You can use containers to create portable workloads which run on your local computer, on physical and virtual servers, on public cloud infrastructure, and on embedded devices. A computer’s instruction set impacts container creation. This Learning Path provides a short introduction to Docker followed by information about how to build, run and share Docker images for the Arm architecture.
You can use any computer running Docker to complete this topic.
To confirm that Docker is installed correctly run the following command:
docker run hello-world
If Docker is installed and working correctly you see the following message:
Hello from Docker!
This message shows that your installation appears to be working correctly.
Note: If you do not see the message above, go to Installing Docker and follow the instructions to complete the installation.
The sections describe how you:
To build a Docker image:
CMD echo -n "Architecture is " && uname -m
docker build command. For example:
docker build -t uname .
-t argument is the tag, a human-readable name for the final image. The
. specifies the
PATH to find the files for the build.
To create a container from the image enter the command:
docker run --rm uname
This command displays the architecture.
The output depends on the operating system and architecture of your computer. The following table shows the most common values.
|Operating System and Architecture
|Any OS on Intel or AMD
Architecture is x64_86
|Linux on Arm 64-bit
Architecture is aarch64
|Linux on Arm 32-bit
Architecture is armv7l
|macOS on Apple Silicon
Architecture is arm64
docker images command lists all the images available on your computer. Docker image names have the form:
docker images command to see the list of images:
The output is similar to this example:
REPOSITORY TAG IMAGE ID CREATED SIZE
uname latest f0a8125a81d3 5 days ago 69.2MB
This example shows the image name is
uname and the tag is
latest. If you do not specify a tag name,
latest is the default value.
You can save and share Docker images in repositories. The most common repository is Docker Hub . Repositories are also available from software providers and cloud service providers.
Before saving the image to Docker Hub:
Create an account on Docker Hub and note your username and password.
docker tag command to modify the image name to include your Docker hub username:
docker tag uname username/uname
docker push command to save the image to your Docker Hub account:
docker push username/uname
In a browser, log in to Docker Hub. The new image is visible in your account.

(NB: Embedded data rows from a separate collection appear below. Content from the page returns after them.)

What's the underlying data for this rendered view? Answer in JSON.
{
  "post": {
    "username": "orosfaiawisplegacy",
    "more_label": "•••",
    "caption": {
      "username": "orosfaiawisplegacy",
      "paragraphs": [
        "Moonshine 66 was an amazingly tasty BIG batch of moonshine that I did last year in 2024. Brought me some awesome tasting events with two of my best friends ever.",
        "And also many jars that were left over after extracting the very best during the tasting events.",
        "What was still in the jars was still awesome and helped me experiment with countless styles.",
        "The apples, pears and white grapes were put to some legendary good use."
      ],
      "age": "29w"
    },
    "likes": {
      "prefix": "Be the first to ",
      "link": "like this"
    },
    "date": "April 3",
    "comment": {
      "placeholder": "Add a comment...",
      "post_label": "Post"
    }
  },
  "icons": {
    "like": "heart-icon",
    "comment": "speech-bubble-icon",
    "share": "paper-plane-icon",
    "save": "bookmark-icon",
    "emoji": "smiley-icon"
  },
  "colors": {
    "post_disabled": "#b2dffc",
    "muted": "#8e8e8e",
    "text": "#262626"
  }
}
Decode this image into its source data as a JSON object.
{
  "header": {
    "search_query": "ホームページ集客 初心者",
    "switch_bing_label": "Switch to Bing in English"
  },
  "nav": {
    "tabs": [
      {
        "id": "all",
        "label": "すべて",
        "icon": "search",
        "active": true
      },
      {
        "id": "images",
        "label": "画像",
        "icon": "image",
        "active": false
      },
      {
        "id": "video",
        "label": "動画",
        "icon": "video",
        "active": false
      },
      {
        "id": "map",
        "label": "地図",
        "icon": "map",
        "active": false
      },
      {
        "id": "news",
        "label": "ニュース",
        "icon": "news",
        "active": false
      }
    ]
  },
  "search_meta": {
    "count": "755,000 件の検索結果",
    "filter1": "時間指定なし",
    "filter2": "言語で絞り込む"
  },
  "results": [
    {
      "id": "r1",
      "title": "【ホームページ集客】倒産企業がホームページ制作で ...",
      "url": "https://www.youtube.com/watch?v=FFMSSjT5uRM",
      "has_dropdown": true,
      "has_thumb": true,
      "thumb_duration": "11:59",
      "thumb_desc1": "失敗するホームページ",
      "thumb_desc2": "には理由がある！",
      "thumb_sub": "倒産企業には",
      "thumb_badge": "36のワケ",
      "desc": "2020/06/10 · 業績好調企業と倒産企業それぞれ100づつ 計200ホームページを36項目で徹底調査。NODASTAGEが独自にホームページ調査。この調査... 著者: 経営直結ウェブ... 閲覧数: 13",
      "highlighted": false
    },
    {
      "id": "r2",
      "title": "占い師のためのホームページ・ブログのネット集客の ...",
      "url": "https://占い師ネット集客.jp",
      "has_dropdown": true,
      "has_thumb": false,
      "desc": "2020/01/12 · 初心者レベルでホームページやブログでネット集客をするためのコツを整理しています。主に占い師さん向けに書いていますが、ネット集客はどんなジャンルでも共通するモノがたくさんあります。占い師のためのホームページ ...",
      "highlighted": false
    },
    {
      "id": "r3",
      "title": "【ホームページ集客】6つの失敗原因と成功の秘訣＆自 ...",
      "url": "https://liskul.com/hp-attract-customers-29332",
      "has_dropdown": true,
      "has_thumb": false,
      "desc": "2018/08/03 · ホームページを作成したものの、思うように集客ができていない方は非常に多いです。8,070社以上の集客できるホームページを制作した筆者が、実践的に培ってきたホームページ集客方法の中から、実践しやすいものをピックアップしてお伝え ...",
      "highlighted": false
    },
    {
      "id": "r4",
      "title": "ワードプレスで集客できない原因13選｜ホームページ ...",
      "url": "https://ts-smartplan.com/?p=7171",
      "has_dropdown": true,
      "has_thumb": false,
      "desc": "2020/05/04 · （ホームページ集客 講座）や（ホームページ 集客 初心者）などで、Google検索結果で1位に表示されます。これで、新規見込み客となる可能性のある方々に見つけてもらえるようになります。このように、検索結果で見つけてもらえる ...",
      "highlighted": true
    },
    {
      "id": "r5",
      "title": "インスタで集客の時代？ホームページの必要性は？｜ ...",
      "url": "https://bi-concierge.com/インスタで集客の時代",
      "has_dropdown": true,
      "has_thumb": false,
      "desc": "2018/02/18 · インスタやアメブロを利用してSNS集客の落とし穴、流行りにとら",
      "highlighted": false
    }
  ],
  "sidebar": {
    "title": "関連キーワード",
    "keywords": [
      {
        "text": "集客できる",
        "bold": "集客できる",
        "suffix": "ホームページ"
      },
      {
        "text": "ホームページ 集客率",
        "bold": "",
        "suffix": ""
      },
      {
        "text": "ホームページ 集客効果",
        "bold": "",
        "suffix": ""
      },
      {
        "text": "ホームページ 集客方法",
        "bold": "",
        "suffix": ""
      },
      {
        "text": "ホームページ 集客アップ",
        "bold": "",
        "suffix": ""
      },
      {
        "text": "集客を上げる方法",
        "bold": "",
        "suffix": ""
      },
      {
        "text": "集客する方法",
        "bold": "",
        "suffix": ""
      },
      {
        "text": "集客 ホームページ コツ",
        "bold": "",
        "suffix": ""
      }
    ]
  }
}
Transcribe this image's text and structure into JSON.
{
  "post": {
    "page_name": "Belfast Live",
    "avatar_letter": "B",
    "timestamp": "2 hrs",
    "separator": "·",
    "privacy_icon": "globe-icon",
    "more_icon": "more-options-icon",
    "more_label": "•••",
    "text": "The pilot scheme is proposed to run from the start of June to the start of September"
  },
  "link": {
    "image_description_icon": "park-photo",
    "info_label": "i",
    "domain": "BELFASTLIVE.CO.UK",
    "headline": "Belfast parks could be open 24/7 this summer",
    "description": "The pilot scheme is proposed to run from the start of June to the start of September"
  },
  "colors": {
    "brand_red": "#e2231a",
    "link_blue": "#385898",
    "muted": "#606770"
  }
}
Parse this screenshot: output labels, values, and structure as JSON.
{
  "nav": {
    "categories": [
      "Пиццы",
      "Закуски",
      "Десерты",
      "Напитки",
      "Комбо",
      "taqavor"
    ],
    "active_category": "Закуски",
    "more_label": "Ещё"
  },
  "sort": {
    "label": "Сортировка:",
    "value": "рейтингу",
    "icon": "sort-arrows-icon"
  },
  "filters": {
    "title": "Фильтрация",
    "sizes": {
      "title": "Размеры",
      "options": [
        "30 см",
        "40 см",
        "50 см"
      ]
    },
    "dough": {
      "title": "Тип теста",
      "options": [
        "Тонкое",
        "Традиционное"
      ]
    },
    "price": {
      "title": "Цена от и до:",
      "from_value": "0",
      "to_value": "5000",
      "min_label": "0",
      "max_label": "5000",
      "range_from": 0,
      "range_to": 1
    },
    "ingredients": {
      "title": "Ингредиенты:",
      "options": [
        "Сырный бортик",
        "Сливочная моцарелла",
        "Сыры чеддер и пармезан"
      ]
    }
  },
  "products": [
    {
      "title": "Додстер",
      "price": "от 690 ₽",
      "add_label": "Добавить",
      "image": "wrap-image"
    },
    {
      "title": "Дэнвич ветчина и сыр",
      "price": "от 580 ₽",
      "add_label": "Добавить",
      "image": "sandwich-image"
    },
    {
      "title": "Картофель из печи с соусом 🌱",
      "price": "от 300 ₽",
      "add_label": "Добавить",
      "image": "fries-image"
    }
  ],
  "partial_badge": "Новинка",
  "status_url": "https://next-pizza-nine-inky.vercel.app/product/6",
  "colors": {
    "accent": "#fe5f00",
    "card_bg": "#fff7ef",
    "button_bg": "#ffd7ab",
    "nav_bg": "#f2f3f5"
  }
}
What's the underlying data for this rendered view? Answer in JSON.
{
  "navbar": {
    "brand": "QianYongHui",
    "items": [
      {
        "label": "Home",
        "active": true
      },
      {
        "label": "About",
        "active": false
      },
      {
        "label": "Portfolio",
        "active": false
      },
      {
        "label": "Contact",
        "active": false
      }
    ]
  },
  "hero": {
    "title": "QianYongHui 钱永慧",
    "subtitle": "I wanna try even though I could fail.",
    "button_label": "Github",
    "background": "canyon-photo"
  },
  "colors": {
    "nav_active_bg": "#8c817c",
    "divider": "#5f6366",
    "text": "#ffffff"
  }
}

(optional) Create a container from the Docker image on another computer with the same architecture.
If you have another computer with the same architecture you can run the image from Docker Hub.
Make sure Docker is installed on the second computer.
On the second computer, enter the
docker run command to create a container from the shared image. For example:
docker run --rm username/uname
Because the image is not on the local computer, Docker downloads it from Docker Hub and creates a container.
You do not need to rebuild the Docker image on the second computer.
In this section you learned how to build, run, and share a Docker image.
You used computers with the same instruction set to build and share the Docker image.
To support multiple computer architectures, you can use a single Docker image that supports multi-architectures.
Continue the Learning Path to learn about multi-architecture images.